Rúrí’s rainbow exists in our space, like a sculpture. However, this object doesn’t just exist to be observed autonomously, from different angles as we move around it, in relation to ourselves. The rainbow-object is in direct dialogue with the environment; it wants to exist in the landscape of that day itself and be a scenic feature like the mountains and the glassy water. The rainbow-object has a funny materiality. The rainbow, an unmoving and untouchable optical illusion, is granted objecthood through fabric and a supporting beam. We see it jostled, probably wobbling from the strong sea wind, we see it physically touch the ground. The object is like a prop on a theater set; we know it is not the real thing yet can participate in the pretending. To be something akin to a real rainbow, it must be released from its materiality. The audience witnesses a manmade event of the landscape.
A rainbow is not a tangible thing but a combination of circumstances. Its appearance is due to our presence, our eye. And its disappearance is not really the disintegration of something, for it was never concrete matter to begin with, but merely the interaction of droplets, light, and the eye. When the conditions change, our eye no longer receives the light in the same way, and thus the fading of the rainbow exists equally in the eye as in the sky. Rúrí has reified this natural phenomenon—she gives pure sight a physical being-in-the-world, then takes its body away.
In the conclusion of The Renaissance: Studies of Art and Poetry, Walter Pater writes of our “continual vanishing away”—the only thing we can truly hold is grasped in the moment of perception alone. Sensory impressions belong only to a single brief instant, then vanish for good. For Pater, we are a composite of being and not being, a “strange, perpetual weaving and unweaving of ourselves.” 1 It is this sense of ourselves that we encounter when we behold a rainbow; the captivating magic of its appearance and disappearance, the wonder of this apparition, creates a sense of deep contemplative presence. Rainbow I performs the ephemeral nature of the rainbow and frames our subsequent experiences of observing rainbows. Thus, Rúrí’s installation presents not simply an abstract law of the universe, nor a science of our eyes, but a law of our very being.
Rúrí’s performance invites a self-awareness of our own finitude. In its immolation and dematerialization, the object becomes activated as a part of nature’s disappearing act, an act of which we are a part. The piece shows us the possibility of an ecstatic course towards the end. “To burn always with this hard, gem-like flame, to maintain this ecstasy, is success in life,” writes Pater of a life saturated with active awareness.2 We, like the rainbow, are a transitory moment of being. We are this act of burning though we so seldom realize it.

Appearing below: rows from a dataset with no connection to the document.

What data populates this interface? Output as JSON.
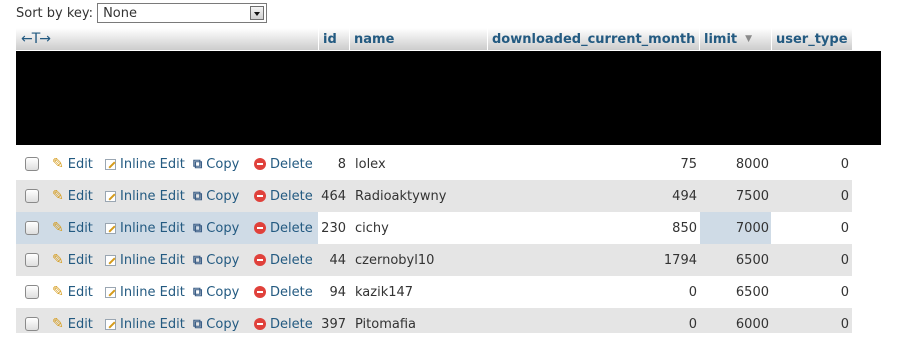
{
  "sort": {
    "label": "Sort by key:",
    "value": "None"
  },
  "columns": {
    "arrows": "←T→",
    "id": "id",
    "name": "name",
    "downloaded": "downloaded_current_month",
    "limit": "limit",
    "user_type": "user_type"
  },
  "actions": {
    "edit": "Edit",
    "inline_edit": "Inline Edit",
    "copy": "Copy",
    "delete": "Delete"
  },
  "rows": [
    {
      "id": "8",
      "name": "lolex",
      "downloaded": "75",
      "limit": "8000",
      "user_type": "0"
    },
    {
      "id": "464",
      "name": "Radioaktywny",
      "downloaded": "494",
      "limit": "7500",
      "user_type": "0"
    },
    {
      "id": "230",
      "name": "cichy",
      "downloaded": "850",
      "limit": "7000",
      "user_type": "0"
    },
    {
      "id": "44",
      "name": "czernobyl10",
      "downloaded": "1794",
      "limit": "6500",
      "user_type": "0"
    },
    {
      "id": "94",
      "name": "kazik147",
      "downloaded": "0",
      "limit": "6500",
      "user_type": "0"
    },
    {
      "id": "397",
      "name": "Pitomafia",
      "downloaded": "0",
      "limit": "6000",
      "user_type": "0"
    }
  ]
}
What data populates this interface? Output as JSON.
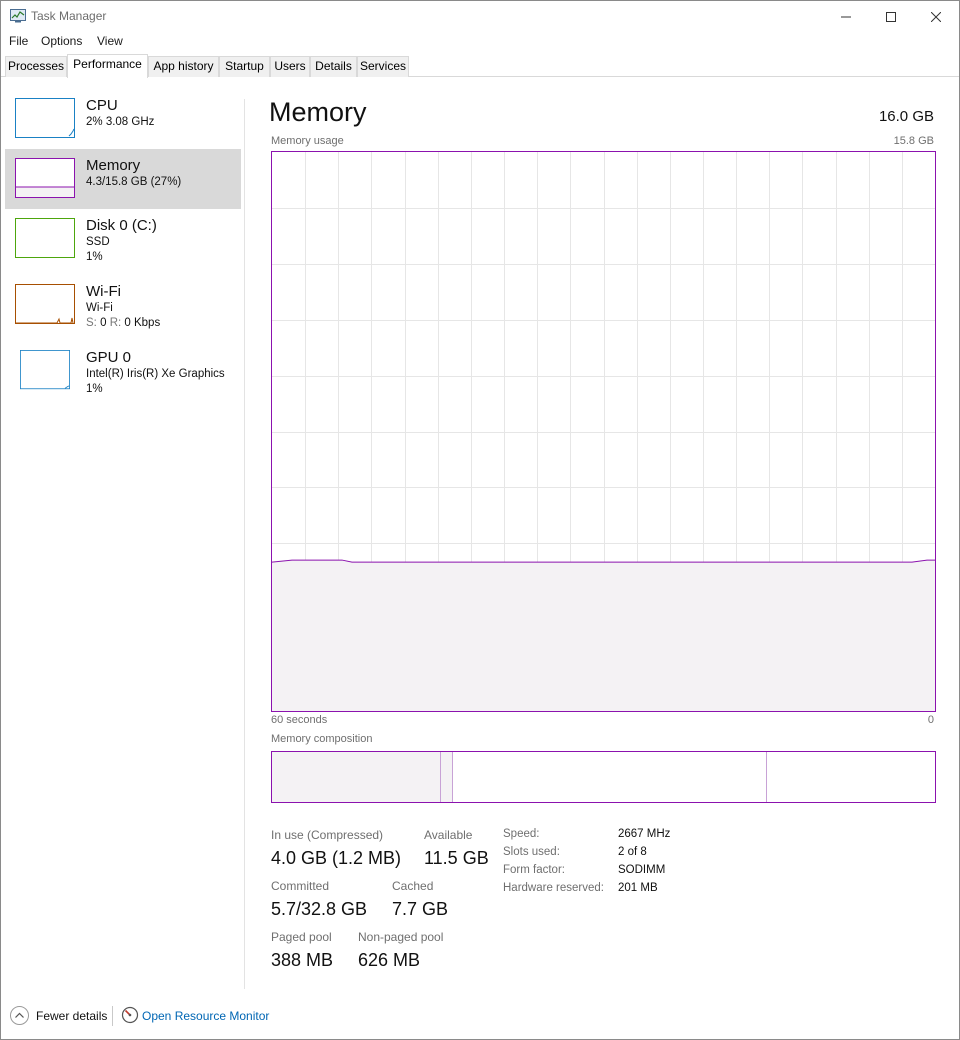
{
  "window": {
    "title": "Task Manager"
  },
  "menu": [
    "File",
    "Options",
    "View"
  ],
  "tabs": [
    "Processes",
    "Performance",
    "App history",
    "Startup",
    "Users",
    "Details",
    "Services"
  ],
  "active_tab": "Performance",
  "sidebar": {
    "items": [
      {
        "title": "CPU",
        "line1": "2%  3.08 GHz",
        "line2": "",
        "accent": "#1a81c4"
      },
      {
        "title": "Memory",
        "line1": "4.3/15.8 GB (27%)",
        "line2": "",
        "accent": "#8b12ae",
        "selected": true
      },
      {
        "title": "Disk 0 (C:)",
        "line1": "SSD",
        "line2": "1%",
        "accent": "#4da60c"
      },
      {
        "title": "Wi-Fi",
        "line1": "Wi-Fi",
        "line2_s": "S:",
        "line2_s_val": "0",
        "line2_r": "R:",
        "line2_r_val": "0 Kbps",
        "accent": "#a74f01"
      },
      {
        "title": "GPU 0",
        "line1": "Intel(R) Iris(R) Xe Graphics",
        "line2": "1%",
        "accent": "#1a81c4"
      }
    ]
  },
  "main": {
    "title": "Memory",
    "total": "16.0 GB",
    "graph_label": "Memory usage",
    "graph_max": "15.8 GB",
    "axis_left": "60 seconds",
    "axis_right": "0",
    "composition_label": "Memory composition",
    "usage_fraction": 0.27,
    "stats": {
      "in_use_label": "In use (Compressed)",
      "in_use_value": "4.0 GB (1.2 MB)",
      "available_label": "Available",
      "available_value": "11.5 GB",
      "committed_label": "Committed",
      "committed_value": "5.7/32.8 GB",
      "cached_label": "Cached",
      "cached_value": "7.7 GB",
      "paged_label": "Paged pool",
      "paged_value": "388 MB",
      "nonpaged_label": "Non-paged pool",
      "nonpaged_value": "626 MB"
    },
    "specs": {
      "speed_label": "Speed:",
      "speed_value": "2667 MHz",
      "slots_label": "Slots used:",
      "slots_value": "2 of 8",
      "form_label": "Form factor:",
      "form_value": "SODIMM",
      "reserved_label": "Hardware reserved:",
      "reserved_value": "201 MB"
    }
  },
  "footer": {
    "fewer_details": "Fewer details",
    "resource_monitor": "Open Resource Monitor"
  },
  "colors": {
    "memory_accent": "#8b12ae",
    "memory_fill": "#f4f2f4",
    "grid": "#e6e6e6",
    "link": "#0066b4"
  }
}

(1) Walter Pater, The Renaissance: Studies in Art and Poetry (New York: Dover Publications, 2005), 153.
(2) Pater, 154.